Dan— For me it’d be remembering that you actually can change a young person’s life by pointing them to a better future than the one they can see for themselves. One kind word in the corridor to a kid that’s really been through it, could literally change their narrative. Not just for that day but permanently.

Dan, yourself and Jo are committed to changing the narrative of youth in society and have recently been in conversation with the BBC, MET Police and the Mayor of London. We’d love to hear more about this?

Dan— It’s all stemmed from the health of our youth ministry. Last year I got an email from the Mayor’s office inviting me to join an advisory board for youth issues in London. I’ve been doing that for the last year and we’ve had the incredible opportunity to speak into some of the new policies and schemes that are launching, such as the new Violent Reduction Unit helping to tackle knife crime. The Metropolitan Police also came and saw our Schools Project assemblies and as a result we’re now officially endorsed, giving us access to almost every school in the country. From there we’ve even been able to do BBC interviews talking about youth issues and the part our church is playing in helping young people. It’s been wild! These doors and opportunities keep opening up to us.

Jo— With faith organisations in schools the door often is very tightly shut. So it is a miracle. Only God could open doors like that.

In what ways do you hope to see the Collective evolve in the future?

Dan— The Education Collection is quite new so I’m excited about more people coming and get involved in building this community. It’s not just for teachers but for anybody who works with young people.

Dickie— I’m excited to see teachers become inspired about what they do. I think for some teachers, they’ve forgotten that they didn’t get into this industry because they are passionate about standing in a room with a Powerpoint behind them, they’re passionate about the young people in front of them.

Jake— It’s true. I’m not necessarily passionate about school, but I’m passionate about young people and that’s where they are. So that’s where we go. It’s not about changing the Education system. It’s about changing the narrative for young people in Education.

And finally, is there any encouragement that you’d give to anyone who’s thinking about joining the Collective?
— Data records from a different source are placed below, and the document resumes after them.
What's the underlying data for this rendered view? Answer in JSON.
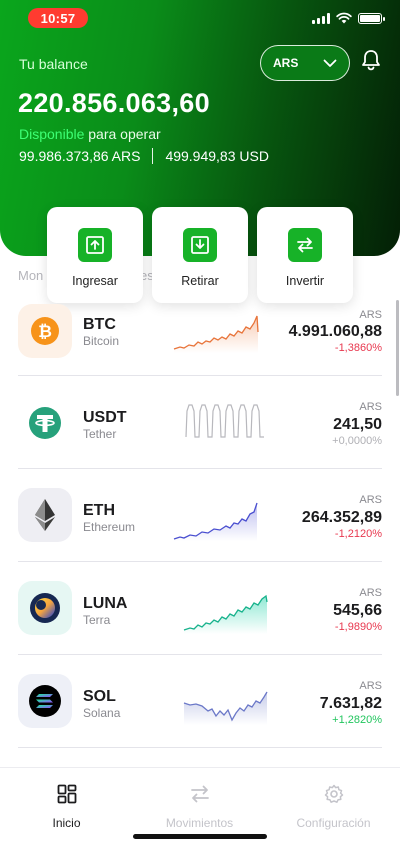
{
  "status": {
    "time": "10:57"
  },
  "header": {
    "balance_label": "Tu balance",
    "currency": "ARS",
    "balance": "220.856.063,60",
    "available_highlight": "Disponible",
    "available_rest": " para operar",
    "ars_amount": "99.986.373,86 ARS",
    "usd_amount": "499.949,83 USD"
  },
  "actions": [
    {
      "label": "Ingresar",
      "icon": "arrow-up-box-icon"
    },
    {
      "label": "Retirar",
      "icon": "arrow-down-box-icon"
    },
    {
      "label": "Invertir",
      "icon": "swap-icon"
    }
  ],
  "colors": {
    "accent": "#17b228",
    "negative": "#e8384f",
    "positive": "#22c55e",
    "neutral": "#b0b0b5"
  },
  "coins": [
    {
      "symbol": "BTC",
      "name": "Bitcoin",
      "currency": "ARS",
      "price": "4.991.060,88",
      "change": "-1,3860%",
      "trend": "negative",
      "logo": "bitcoin-logo-icon"
    },
    {
      "symbol": "USDT",
      "name": "Tether",
      "currency": "ARS",
      "price": "241,50",
      "change": "+0,0000%",
      "trend": "neutral",
      "logo": "tether-logo-icon"
    },
    {
      "symbol": "ETH",
      "name": "Ethereum",
      "currency": "ARS",
      "price": "264.352,89",
      "change": "-1,2120%",
      "trend": "negative",
      "logo": "ethereum-logo-icon"
    },
    {
      "symbol": "LUNA",
      "name": "Terra",
      "currency": "ARS",
      "price": "545,66",
      "change": "-1,9890%",
      "trend": "negative",
      "logo": "terra-logo-icon"
    },
    {
      "symbol": "SOL",
      "name": "Solana",
      "currency": "ARS",
      "price": "7.631,82",
      "change": "+1,2820%",
      "trend": "positive",
      "logo": "solana-logo-icon"
    }
  ],
  "nav": [
    {
      "label": "Inicio",
      "icon": "grid-icon",
      "active": true
    },
    {
      "label": "Movimientos",
      "icon": "transfer-arrows-icon",
      "active": false
    },
    {
      "label": "Configuración",
      "icon": "gear-icon",
      "active": false
    }
  ]
}
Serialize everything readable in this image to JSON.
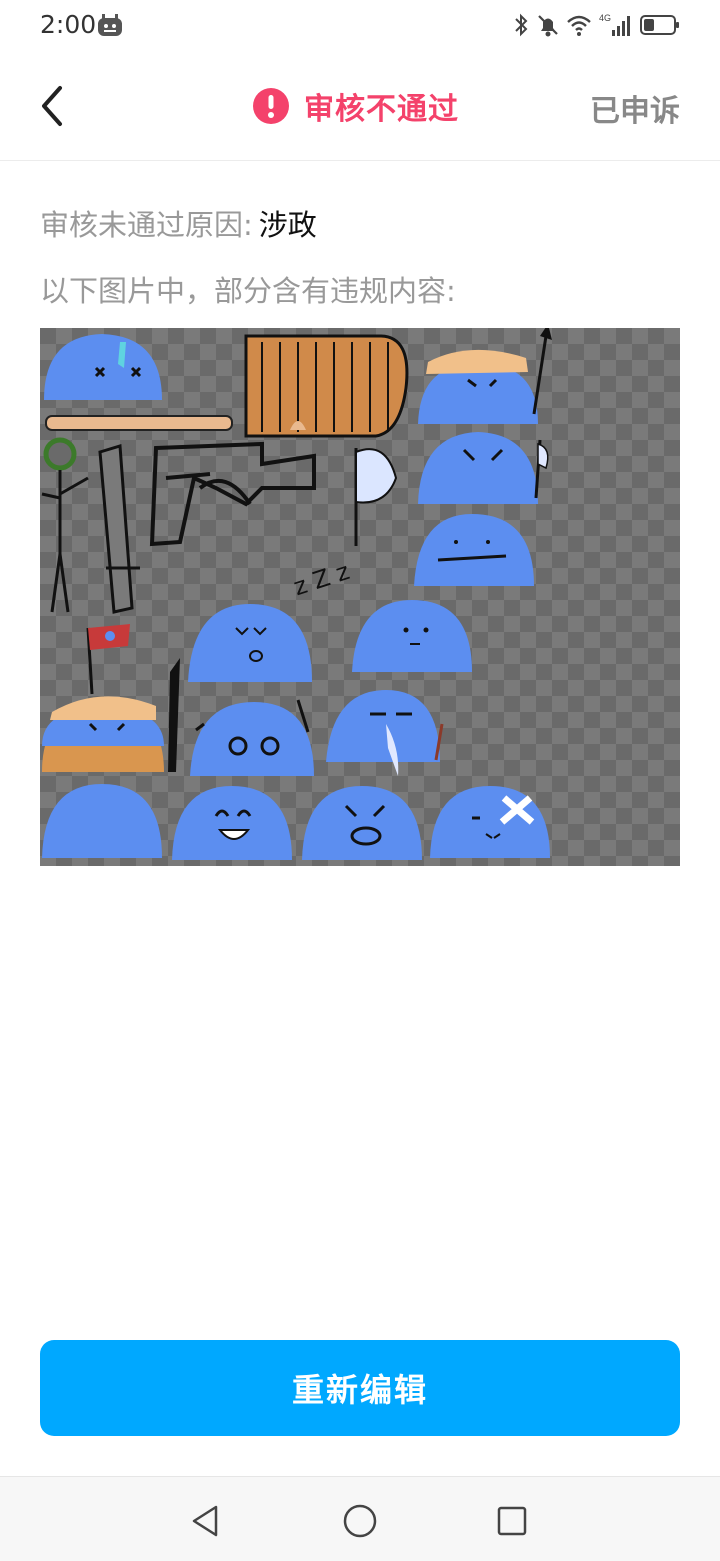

Jo— The Collective has the potential to reignite that passion within people for what they do. Don’t hold back, you don’t need a membership. Just turn up.